He said it was simply a matter of doing some housekeeping. Yet, while it looked like they had turned a corner, clearly there remained some underlying tensions between CM Punk and others that were not addressed properly. Instead of that getting sorted out behind closed doors, Punk threw it out there while eating cupcakes during a scrum that was supposed to be about plugging the future of AEW. If you have issues with someone, do it like a professional and talk to them. Otherwise, nobody else wants to know.
Yes, I know wrestling sites like these have always thrived on the backstage drama. Fans find it intriguing to know what happens behind the curtain. But rarely, like in this case, the toxicity draws the curtain away and is on show for the world to see in its glory.
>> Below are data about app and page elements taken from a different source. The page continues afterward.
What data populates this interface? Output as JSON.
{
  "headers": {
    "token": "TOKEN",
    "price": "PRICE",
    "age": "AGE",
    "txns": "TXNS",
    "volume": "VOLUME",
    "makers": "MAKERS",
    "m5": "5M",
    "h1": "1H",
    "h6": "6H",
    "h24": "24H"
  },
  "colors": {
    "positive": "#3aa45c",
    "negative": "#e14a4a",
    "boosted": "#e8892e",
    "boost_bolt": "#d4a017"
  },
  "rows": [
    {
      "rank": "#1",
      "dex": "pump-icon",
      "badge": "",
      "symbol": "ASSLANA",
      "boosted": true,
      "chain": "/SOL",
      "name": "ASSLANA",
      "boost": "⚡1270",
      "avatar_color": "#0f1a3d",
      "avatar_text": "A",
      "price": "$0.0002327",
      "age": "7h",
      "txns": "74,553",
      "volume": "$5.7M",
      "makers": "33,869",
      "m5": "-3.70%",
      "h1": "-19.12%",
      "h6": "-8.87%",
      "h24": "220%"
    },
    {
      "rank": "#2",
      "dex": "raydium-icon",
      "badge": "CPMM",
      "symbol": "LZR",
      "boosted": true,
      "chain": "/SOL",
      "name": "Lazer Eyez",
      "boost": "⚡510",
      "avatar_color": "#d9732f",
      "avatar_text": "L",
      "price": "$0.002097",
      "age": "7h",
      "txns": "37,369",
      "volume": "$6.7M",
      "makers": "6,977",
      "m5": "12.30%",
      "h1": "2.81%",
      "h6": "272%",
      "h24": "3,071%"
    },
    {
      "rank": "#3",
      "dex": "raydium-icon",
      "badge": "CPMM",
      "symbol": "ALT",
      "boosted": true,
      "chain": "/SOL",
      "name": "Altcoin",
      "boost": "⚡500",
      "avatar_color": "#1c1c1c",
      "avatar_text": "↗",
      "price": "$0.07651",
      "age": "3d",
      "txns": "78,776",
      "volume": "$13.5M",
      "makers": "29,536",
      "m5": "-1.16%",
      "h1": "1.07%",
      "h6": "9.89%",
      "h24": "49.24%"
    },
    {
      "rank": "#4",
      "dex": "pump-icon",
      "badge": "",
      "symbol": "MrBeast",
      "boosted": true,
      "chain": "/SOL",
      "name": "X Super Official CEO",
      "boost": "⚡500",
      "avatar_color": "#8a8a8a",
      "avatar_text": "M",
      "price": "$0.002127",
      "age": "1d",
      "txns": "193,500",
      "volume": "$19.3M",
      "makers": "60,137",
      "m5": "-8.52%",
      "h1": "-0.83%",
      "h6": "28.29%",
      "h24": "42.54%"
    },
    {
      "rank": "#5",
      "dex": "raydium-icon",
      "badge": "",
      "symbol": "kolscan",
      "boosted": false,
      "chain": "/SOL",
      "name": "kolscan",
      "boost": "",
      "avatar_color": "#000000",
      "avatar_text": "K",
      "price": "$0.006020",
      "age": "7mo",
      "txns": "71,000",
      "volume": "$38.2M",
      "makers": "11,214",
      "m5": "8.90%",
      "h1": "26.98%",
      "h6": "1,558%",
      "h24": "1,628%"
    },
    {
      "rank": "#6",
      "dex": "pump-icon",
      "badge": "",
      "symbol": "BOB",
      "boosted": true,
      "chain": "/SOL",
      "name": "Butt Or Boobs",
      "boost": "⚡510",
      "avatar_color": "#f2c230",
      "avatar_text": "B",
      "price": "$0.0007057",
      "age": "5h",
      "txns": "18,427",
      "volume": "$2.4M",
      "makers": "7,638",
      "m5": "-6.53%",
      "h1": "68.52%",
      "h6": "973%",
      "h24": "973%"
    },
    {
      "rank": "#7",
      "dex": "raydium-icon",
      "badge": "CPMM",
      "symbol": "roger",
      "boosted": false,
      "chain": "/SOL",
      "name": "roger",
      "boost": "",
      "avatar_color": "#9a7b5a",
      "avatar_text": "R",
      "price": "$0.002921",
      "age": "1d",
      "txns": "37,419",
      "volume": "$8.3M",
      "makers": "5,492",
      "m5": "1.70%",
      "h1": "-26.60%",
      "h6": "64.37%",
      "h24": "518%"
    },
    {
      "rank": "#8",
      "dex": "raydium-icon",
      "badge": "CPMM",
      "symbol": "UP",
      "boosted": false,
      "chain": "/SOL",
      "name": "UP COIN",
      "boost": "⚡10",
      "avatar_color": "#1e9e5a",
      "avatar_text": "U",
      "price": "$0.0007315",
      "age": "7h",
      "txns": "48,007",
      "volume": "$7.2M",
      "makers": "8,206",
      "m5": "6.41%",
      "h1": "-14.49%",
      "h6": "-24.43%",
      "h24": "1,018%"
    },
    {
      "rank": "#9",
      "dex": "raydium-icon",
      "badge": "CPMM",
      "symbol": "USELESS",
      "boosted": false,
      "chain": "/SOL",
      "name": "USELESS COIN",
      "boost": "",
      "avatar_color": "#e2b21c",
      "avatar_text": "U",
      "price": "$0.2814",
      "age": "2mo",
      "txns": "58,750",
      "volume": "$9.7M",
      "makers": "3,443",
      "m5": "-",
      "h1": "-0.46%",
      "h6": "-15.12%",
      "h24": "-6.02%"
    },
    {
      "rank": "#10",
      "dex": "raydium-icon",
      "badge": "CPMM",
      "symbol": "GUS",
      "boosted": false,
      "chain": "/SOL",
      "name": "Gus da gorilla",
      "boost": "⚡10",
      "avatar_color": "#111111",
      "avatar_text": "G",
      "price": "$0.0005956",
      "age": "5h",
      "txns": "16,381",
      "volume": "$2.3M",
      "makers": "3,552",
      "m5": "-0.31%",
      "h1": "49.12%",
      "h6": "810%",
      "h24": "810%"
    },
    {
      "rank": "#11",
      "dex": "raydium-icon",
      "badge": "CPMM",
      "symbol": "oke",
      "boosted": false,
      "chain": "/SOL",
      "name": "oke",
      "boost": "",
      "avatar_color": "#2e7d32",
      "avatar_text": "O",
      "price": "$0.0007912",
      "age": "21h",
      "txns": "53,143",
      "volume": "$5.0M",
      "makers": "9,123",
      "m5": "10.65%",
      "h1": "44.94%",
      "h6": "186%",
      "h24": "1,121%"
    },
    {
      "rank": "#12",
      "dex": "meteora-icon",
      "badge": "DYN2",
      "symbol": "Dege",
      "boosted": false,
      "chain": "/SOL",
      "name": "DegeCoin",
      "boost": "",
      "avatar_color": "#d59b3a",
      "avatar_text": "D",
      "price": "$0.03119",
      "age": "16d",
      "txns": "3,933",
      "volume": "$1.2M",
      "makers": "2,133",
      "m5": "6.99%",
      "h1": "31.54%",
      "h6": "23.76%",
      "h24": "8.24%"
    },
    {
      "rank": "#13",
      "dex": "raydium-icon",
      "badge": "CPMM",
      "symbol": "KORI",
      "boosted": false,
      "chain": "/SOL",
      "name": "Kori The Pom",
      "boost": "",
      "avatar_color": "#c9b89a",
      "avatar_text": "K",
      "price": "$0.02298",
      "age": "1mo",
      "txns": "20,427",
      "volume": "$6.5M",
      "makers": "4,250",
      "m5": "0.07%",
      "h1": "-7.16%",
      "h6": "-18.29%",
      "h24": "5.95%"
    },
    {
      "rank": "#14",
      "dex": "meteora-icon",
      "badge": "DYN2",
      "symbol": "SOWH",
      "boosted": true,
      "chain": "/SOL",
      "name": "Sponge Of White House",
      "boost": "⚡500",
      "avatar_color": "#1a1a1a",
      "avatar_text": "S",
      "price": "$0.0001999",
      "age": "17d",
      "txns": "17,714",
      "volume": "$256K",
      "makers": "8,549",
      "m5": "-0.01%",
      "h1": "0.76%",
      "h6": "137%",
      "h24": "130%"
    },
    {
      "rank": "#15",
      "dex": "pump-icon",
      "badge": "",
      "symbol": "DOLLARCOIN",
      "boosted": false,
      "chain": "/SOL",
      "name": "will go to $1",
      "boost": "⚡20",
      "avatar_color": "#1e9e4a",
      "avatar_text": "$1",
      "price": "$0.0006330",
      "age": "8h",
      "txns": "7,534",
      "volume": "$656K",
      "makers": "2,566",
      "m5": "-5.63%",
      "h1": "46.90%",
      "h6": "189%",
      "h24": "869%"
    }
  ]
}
Naked and without shame, the heat between CM Punk, The Elite, and whoever else, burned everybody. When I tuned into Dynamite, Tony Khan admitted this was not a work. Without bluntly saying so, he confirmed the reports were true and my heart sank for every talent sat backstage.
They formed AEW to get away from politics and to provide a place where the love of professional wrestling can be celebrated. No egos. No drama. Go out there and show the world what you’ve got. And since then, the roster has impressed me with how it has stepped up. They have shown us how professionals do it. CM Punk and The Elite should take notes, but knowing them, I wouldn’t be surprised if they’re still playing the blame game.
September 21 – Saraya (Paige) Here!
God, I love when wrestling springs up a surprise. Sir-rey-uhh here! She may be rusty on the microphone, but the fact is that she is a draw. Probably the most popular British women’s wrestler of all time. She’s already doing the right thing by pushing for more emphasis on AEW’s women’s division. To be fair, Tony Khan should have been doing this anyway… but now he has an expensive signing giving him the evils if he doesn’t.
I believe she will get back into the groove soon, and it helps that she has many great minds and talkers around her. Saraya has to remember that while she enjoyed a lot of success in WWE, she did not reach her peak. There’s still much to learn, and I believe she could be better than she was in WWE if she isn’t complacent. She needs to realize that improving her mic game to better develop a character is what will get her back to the top.
And I’m not saying this to be critical. I want her to succeed because I want what is best for her, and I see what Jamie Hayter is doing. I’d love nothing more than to see her and Saraya revolutionizing women’s wrestling in AEW. With that said, this concludes the third part of the series. I will bring it back in late-December when we can look at all the wrestling moments that have defined one of the craziest years in the world of professional wrestling. Thanks for reading!